Chance, in a dark pants and a brown hooded sweatshirt, said he'd spoken to the lawyer earlier in the day.
The judge said he hoped to be able to conduct the arraignment later Sunday afternoon.
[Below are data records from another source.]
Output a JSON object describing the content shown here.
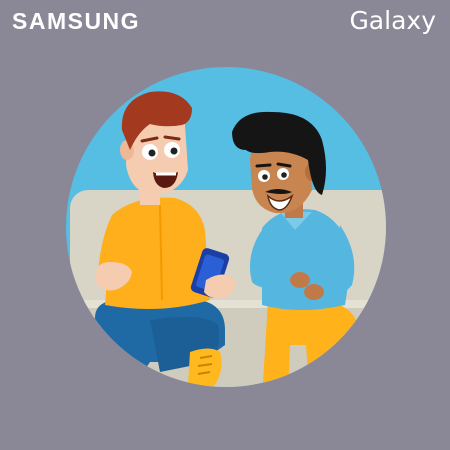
{
  "brand": {
    "left_logo": "SAMSUNG",
    "right_logo": "Galaxy"
  },
  "colors": {
    "background": "#8a8796",
    "circle_sky": "#56bde3",
    "sofa": "#d8d4c6",
    "left_shirt": "#ffae1c",
    "right_shirt": "#55b7df",
    "jeans": "#1f6aa4",
    "right_pants": "#ffb21a",
    "phone": "#1b3fa4"
  }
}
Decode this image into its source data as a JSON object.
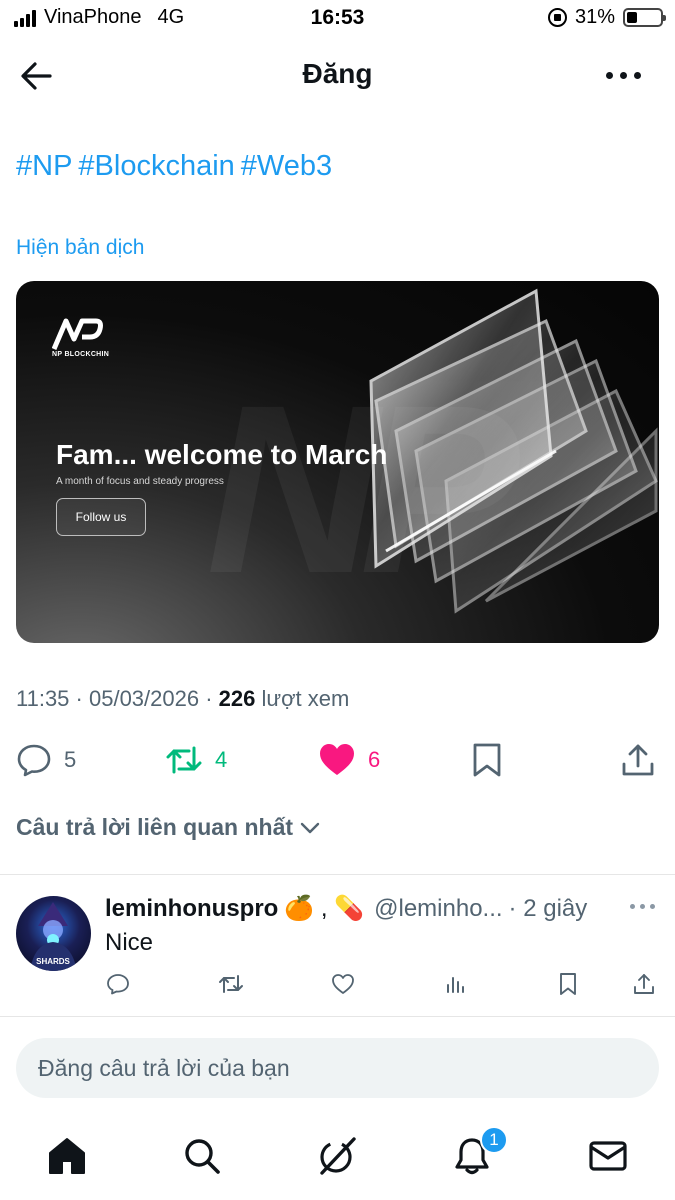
{
  "status_bar": {
    "carrier": "VinaPhone",
    "network": "4G",
    "time": "16:53",
    "battery": "31%",
    "battery_level": 0.31
  },
  "header": {
    "title": "Đăng"
  },
  "post": {
    "hashtags": [
      "#NP",
      "#Blockchain",
      "#Web3"
    ],
    "translate_label": "Hiện bản dịch",
    "banner": {
      "logo_text": "NP BLOCKCHIN",
      "headline": "Fam... welcome to March",
      "subline": "A month of focus and steady progress",
      "button": "Follow us"
    },
    "meta": {
      "time": "11:35",
      "date": "05/03/2026",
      "views": "226",
      "views_label": "lượt xem"
    },
    "stats": {
      "replies": "5",
      "reposts": "4",
      "likes": "6"
    },
    "colors": {
      "accent": "#1d9bf0",
      "repost": "#00ba7c",
      "like": "#f91880",
      "muted": "#536471"
    }
  },
  "replies_section": {
    "sort_label": "Câu trả lời liên quan nhất",
    "items": [
      {
        "name": "leminhonuspro",
        "emoji_text": "🍊 , 💊",
        "handle": "@leminho...",
        "time": "· 2 giây",
        "text": "Nice",
        "avatar_label": "SHARDS"
      }
    ]
  },
  "compose": {
    "placeholder": "Đăng câu trả lời của bạn"
  },
  "bottom_nav": {
    "items": [
      "home-icon",
      "search-icon",
      "grok-icon",
      "notifications-icon",
      "messages-icon"
    ],
    "notification_badge": "1"
  }
}
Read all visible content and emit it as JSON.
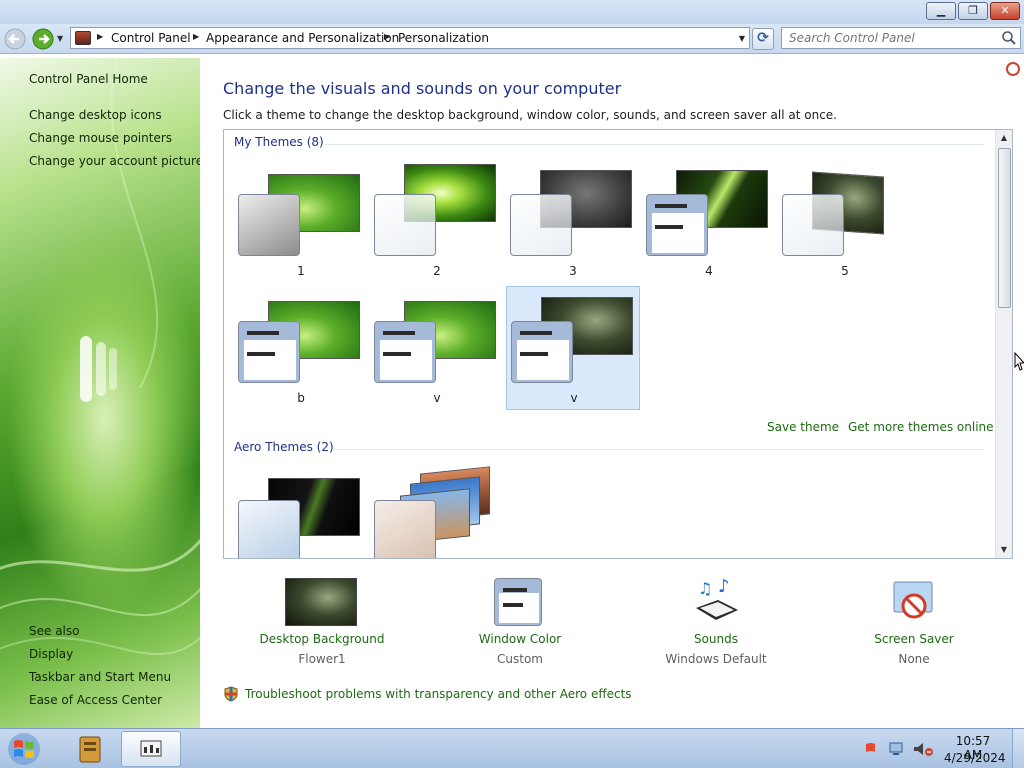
{
  "window": {
    "minimize_glyph": "▁",
    "maximize_glyph": "❐",
    "close_glyph": "✕"
  },
  "address_bar": {
    "crumbs": [
      "Control Panel",
      "Appearance and Personalization",
      "Personalization"
    ]
  },
  "search": {
    "placeholder": "Search Control Panel"
  },
  "sidebar": {
    "home": "Control Panel Home",
    "tasks": [
      "Change desktop icons",
      "Change mouse pointers",
      "Change your account picture"
    ],
    "see_also_title": "See also",
    "see_also": [
      "Display",
      "Taskbar and Start Menu",
      "Ease of Access Center"
    ]
  },
  "main": {
    "title": "Change the visuals and sounds on your computer",
    "subtitle": "Click a theme to change the desktop background, window color, sounds, and screen saver all at once.",
    "my_themes_header": "My Themes (8)",
    "my_themes": [
      {
        "name": "1",
        "background": "green-swirl",
        "selected": false
      },
      {
        "name": "2",
        "background": "green-burst",
        "selected": false
      },
      {
        "name": "3",
        "background": "dark-grey",
        "selected": false
      },
      {
        "name": "4",
        "background": "green-ribbon",
        "selected": false
      },
      {
        "name": "5",
        "background": "dark-flower",
        "selected": false
      },
      {
        "name": "b",
        "background": "green-swirl",
        "selected": false
      },
      {
        "name": "v",
        "background": "green-swirl",
        "selected": false
      },
      {
        "name": "v",
        "background": "dark-flower",
        "selected": true
      }
    ],
    "save_theme": "Save theme",
    "get_more": "Get more themes online",
    "aero_header": "Aero Themes (2)"
  },
  "settings": [
    {
      "label": "Desktop Background",
      "value": "Flower1"
    },
    {
      "label": "Window Color",
      "value": "Custom"
    },
    {
      "label": "Sounds",
      "value": "Windows Default"
    },
    {
      "label": "Screen Saver",
      "value": "None"
    }
  ],
  "troubleshoot": "Troubleshoot problems with transparency and other Aero effects",
  "taskbar": {
    "time": "10:57 AM",
    "date": "4/29/2024"
  },
  "colors": {
    "link_green": "#1d6a12",
    "heading_blue": "#1e3287",
    "selection": "#d9e9fb"
  }
}
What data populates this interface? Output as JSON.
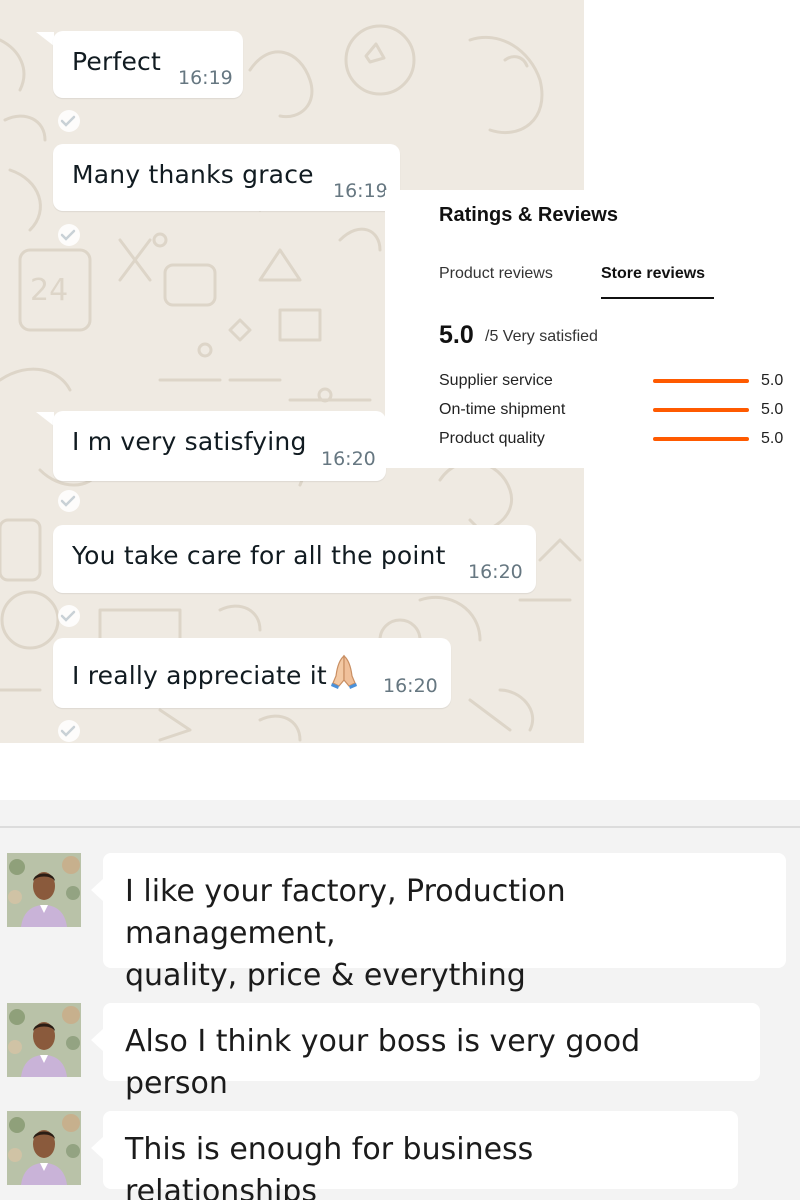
{
  "whatsapp": {
    "messages": [
      {
        "text": "Perfect",
        "time": "16:19",
        "read_icon": "double-check-icon"
      },
      {
        "text": "Many thanks grace",
        "time": "16:19",
        "read_icon": "double-check-icon"
      },
      {
        "text": "I m very satisfying",
        "time": "16:20",
        "read_icon": "double-check-icon"
      },
      {
        "text": "You take care for all the point",
        "time": "16:20",
        "read_icon": "double-check-icon"
      },
      {
        "text": "I really appreciate it",
        "emoji": "folded-hands-emoji",
        "time": "16:20",
        "read_icon": "double-check-icon"
      }
    ],
    "colors": {
      "background": "#efeae2",
      "bubble": "#ffffff",
      "time": "#667781"
    }
  },
  "ratings": {
    "title": "Ratings & Reviews",
    "tabs": [
      {
        "label": "Product reviews",
        "active": false
      },
      {
        "label": "Store reviews",
        "active": true
      }
    ],
    "score": "5.0",
    "score_suffix": "/5 Very satisfied",
    "metrics": [
      {
        "label": "Supplier service",
        "value": "5.0",
        "fraction": 1.0
      },
      {
        "label": "On-time shipment",
        "value": "5.0",
        "fraction": 1.0
      },
      {
        "label": "Product quality",
        "value": "5.0",
        "fraction": 1.0
      }
    ],
    "accent_color": "#ff5a00"
  },
  "chat2": {
    "messages": [
      {
        "lines": [
          "I like your factory, Production management,",
          "quality, price & everything"
        ],
        "avatar": "user-avatar"
      },
      {
        "lines": [
          "Also I think your boss is very good person"
        ],
        "avatar": "user-avatar"
      },
      {
        "lines": [
          "This is enough for business relationships"
        ],
        "avatar": "user-avatar"
      }
    ],
    "colors": {
      "background": "#f3f3f3",
      "bubble": "#ffffff"
    }
  }
}
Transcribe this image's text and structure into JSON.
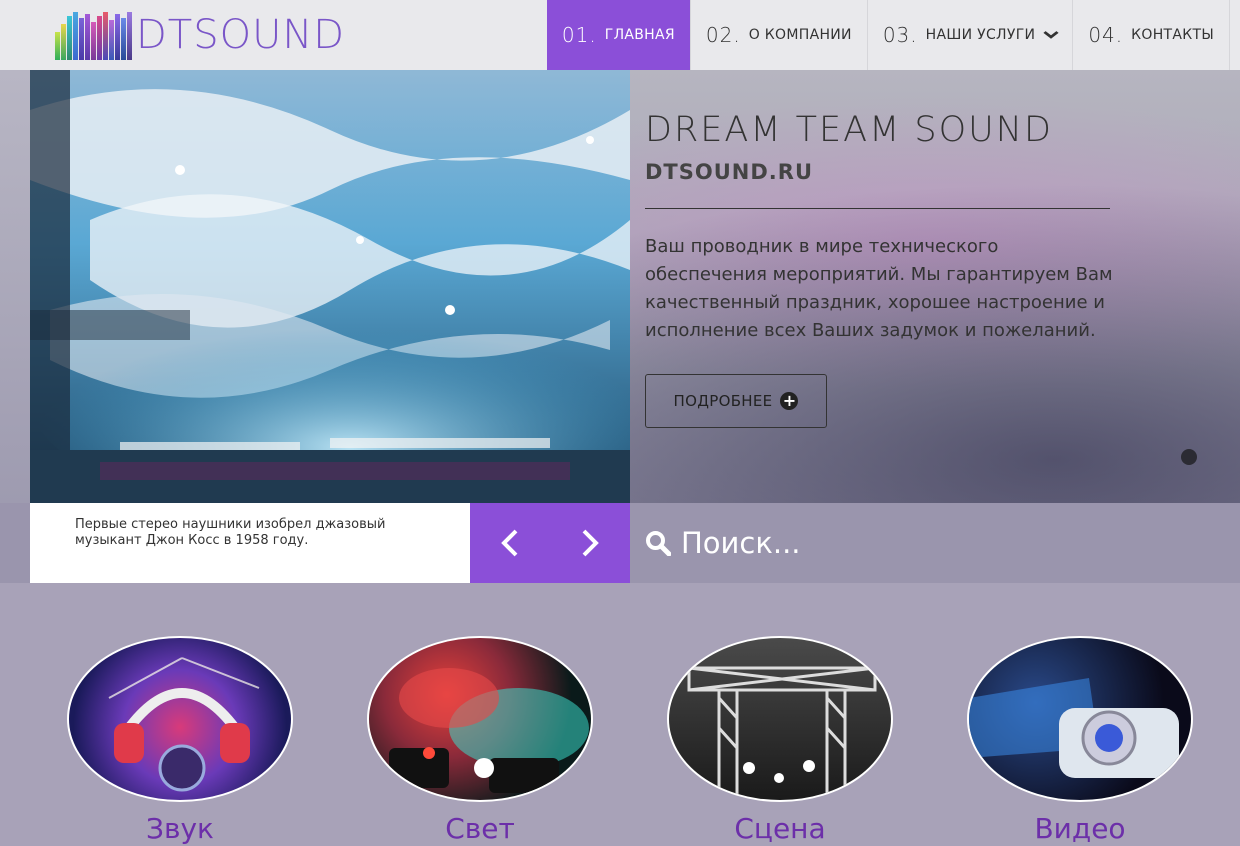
{
  "header": {
    "logo_text": "DTSOUND",
    "nav": [
      {
        "num": "01.",
        "label": "главная"
      },
      {
        "num": "02.",
        "label": "о компании"
      },
      {
        "num": "03.",
        "label": "наши услуги"
      },
      {
        "num": "04.",
        "label": "контакты"
      }
    ]
  },
  "hero": {
    "title": "DREAM TEAM SOUND",
    "subtitle": "DTSOUND.RU",
    "description": "Ваш проводник в мире технического обеспечения мероприятий. Мы гарантируем Вам качественный праздник, хорошее настроение и исполнение всех Ваших задумок и пожеланий.",
    "button_label": "Подробнее"
  },
  "fact": {
    "text": "Первые стерео наушники изобрел джазовый музыкант Джон Косс в 1958 году."
  },
  "search": {
    "placeholder": "Поиск..."
  },
  "services": [
    {
      "label": "Звук"
    },
    {
      "label": "Свет"
    },
    {
      "label": "Сцена"
    },
    {
      "label": "Видео"
    }
  ],
  "colors": {
    "accent": "#8b4fd8",
    "service_label": "#6c2fa9",
    "logo_text": "#7a56c8"
  },
  "icons": {
    "hero_button": "plus-circle-icon",
    "search": "search-icon",
    "prev": "chevron-left-icon",
    "next": "chevron-right-icon",
    "dropdown": "chevron-down-icon"
  }
}
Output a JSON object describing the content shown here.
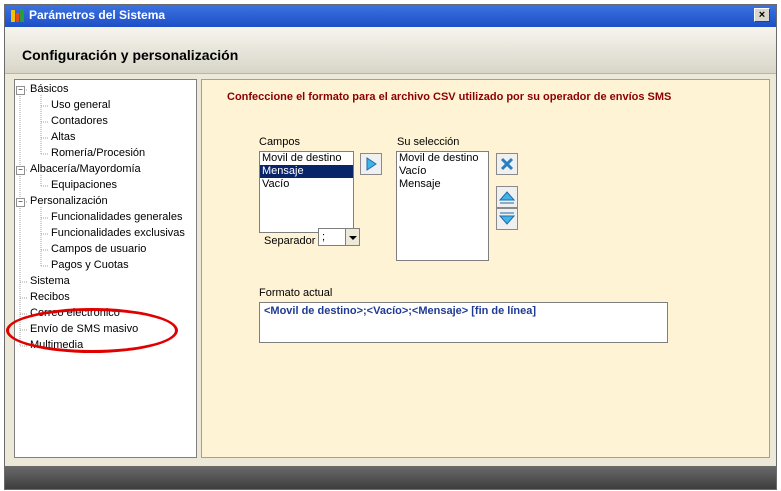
{
  "window": {
    "title": "Parámetros del Sistema",
    "close_label": "×"
  },
  "header": {
    "title": "Configuración y personalización"
  },
  "tree": {
    "items": [
      {
        "label": "Básicos",
        "level": 0,
        "expanded": true
      },
      {
        "label": "Uso general",
        "level": 1
      },
      {
        "label": "Contadores",
        "level": 1
      },
      {
        "label": "Altas",
        "level": 1
      },
      {
        "label": "Romería/Procesión",
        "level": 1
      },
      {
        "label": "Albacería/Mayordomía",
        "level": 0,
        "expanded": true
      },
      {
        "label": "Equipaciones",
        "level": 1
      },
      {
        "label": "Personalización",
        "level": 0,
        "expanded": true
      },
      {
        "label": "Funcionalidades generales",
        "level": 1
      },
      {
        "label": "Funcionalidades exclusivas",
        "level": 1
      },
      {
        "label": "Campos de usuario",
        "level": 1
      },
      {
        "label": "Pagos y Cuotas",
        "level": 1
      },
      {
        "label": "Sistema",
        "level": 0
      },
      {
        "label": "Recibos",
        "level": 0
      },
      {
        "label": "Correo electrónico",
        "level": 0
      },
      {
        "label": "Envío de SMS masivo",
        "level": 0,
        "highlighted": true
      },
      {
        "label": "Multimedia",
        "level": 0
      }
    ]
  },
  "main": {
    "instruction": "Confeccione el formato para el archivo CSV utilizado por su operador de envíos SMS",
    "campos_label": "Campos",
    "campos": [
      {
        "label": "Movil de destino",
        "selected": false
      },
      {
        "label": "Mensaje",
        "selected": true
      },
      {
        "label": "Vacío",
        "selected": false
      }
    ],
    "seleccion_label": "Su selección",
    "seleccion": [
      {
        "label": "Movil de destino"
      },
      {
        "label": "Vacío"
      },
      {
        "label": "Mensaje"
      }
    ],
    "separador_label": "Separador",
    "separador_value": ";",
    "formato_label": "Formato actual",
    "formato_value": "<Movil de destino>;<Vacío>;<Mensaje> [fin de línea]"
  },
  "colors": {
    "title_bar": "#1d4fc6",
    "instruction_text": "#8b0000",
    "content_bg": "#fff3d6",
    "selection_bg": "#0a246a",
    "format_text": "#1f3a93",
    "highlight_ring": "#e00000"
  }
}
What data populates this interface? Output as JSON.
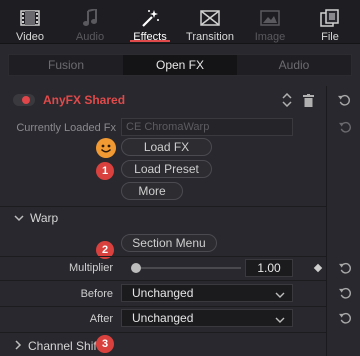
{
  "tabs": [
    {
      "label": "Video",
      "icon": "filmstrip-icon",
      "state": "normal"
    },
    {
      "label": "Audio",
      "icon": "music-note-icon",
      "state": "disabled"
    },
    {
      "label": "Effects",
      "icon": "magic-wand-icon",
      "state": "active"
    },
    {
      "label": "Transition",
      "icon": "transition-icon",
      "state": "normal"
    },
    {
      "label": "Image",
      "icon": "image-icon",
      "state": "disabled"
    },
    {
      "label": "File",
      "icon": "file-icon",
      "state": "normal"
    }
  ],
  "subtabs": [
    {
      "label": "Fusion",
      "active": false
    },
    {
      "label": "Open FX",
      "active": true
    },
    {
      "label": "Audio",
      "active": false
    }
  ],
  "fx": {
    "title": "AnyFX Shared",
    "currently_loaded_label": "Currently Loaded Fx",
    "currently_loaded_value": "CE ChromaWarp",
    "load_fx_label": "Load FX",
    "load_preset_label": "Load Preset",
    "more_label": "More"
  },
  "badges": [
    "1",
    "2",
    "3"
  ],
  "warp": {
    "title": "Warp",
    "section_menu_label": "Section Menu",
    "multiplier_label": "Multiplier",
    "multiplier_value": "1.00",
    "multiplier_fraction": 0.0,
    "before_label": "Before",
    "before_value": "Unchanged",
    "after_label": "After",
    "after_value": "Unchanged"
  },
  "channel_shift": {
    "title": "Channel Shift"
  },
  "colors": {
    "accent": "#e04a4a",
    "badge": "#d8413d",
    "smiley": "#f19a33",
    "panel_bg": "#28282e"
  }
}
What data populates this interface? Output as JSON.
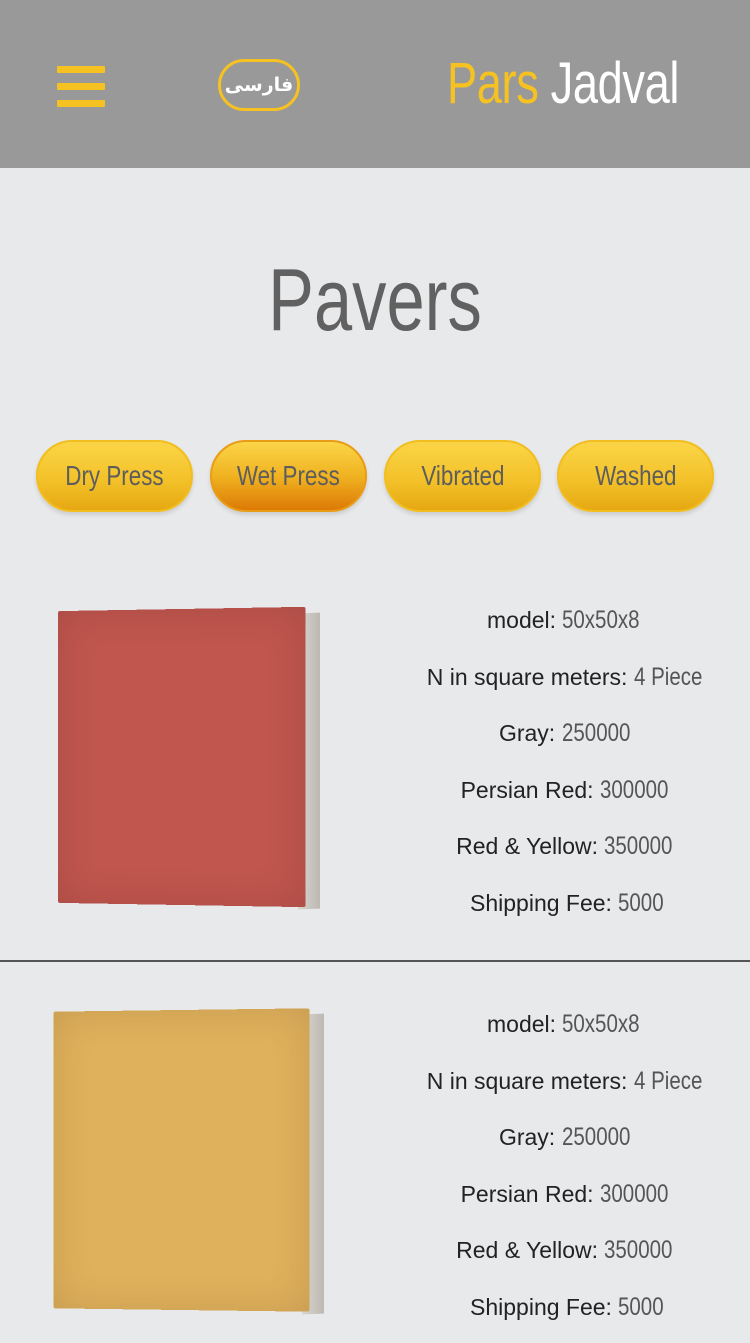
{
  "header": {
    "lang_label": "فارسی",
    "logo_word1": "Pars",
    "logo_word2": "Jadval",
    "menu_icon": "hamburger-icon"
  },
  "page": {
    "title": "Pavers"
  },
  "tabs": [
    {
      "label": "Dry Press",
      "active": false
    },
    {
      "label": "Wet Press",
      "active": true
    },
    {
      "label": "Vibrated",
      "active": false
    },
    {
      "label": "Washed",
      "active": false
    }
  ],
  "products": [
    {
      "tile_color": "#c0564e",
      "specs": [
        {
          "label": "model:",
          "value": "50x50x8"
        },
        {
          "label": "N in square meters:",
          "value": "4 Piece"
        },
        {
          "label": "Gray:",
          "value": "250000"
        },
        {
          "label": "Persian Red:",
          "value": "300000"
        },
        {
          "label": "Red & Yellow:",
          "value": "350000"
        },
        {
          "label": "Shipping Fee:",
          "value": "5000"
        }
      ]
    },
    {
      "tile_color": "#e0b15c",
      "specs": [
        {
          "label": "model:",
          "value": "50x50x8"
        },
        {
          "label": "N in square meters:",
          "value": "4 Piece"
        },
        {
          "label": "Gray:",
          "value": "250000"
        },
        {
          "label": "Persian Red:",
          "value": "300000"
        },
        {
          "label": "Red & Yellow:",
          "value": "350000"
        },
        {
          "label": "Shipping Fee:",
          "value": "5000"
        }
      ]
    }
  ],
  "colors": {
    "accent": "#f6c222",
    "header_bg": "#999999",
    "page_bg": "#e8e9eb"
  }
}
Two other people have faced formal charges in connection with the attack, though the case against one of those motorcyclists was subsequently dismissed when prosecutors said they needed more time to investigate.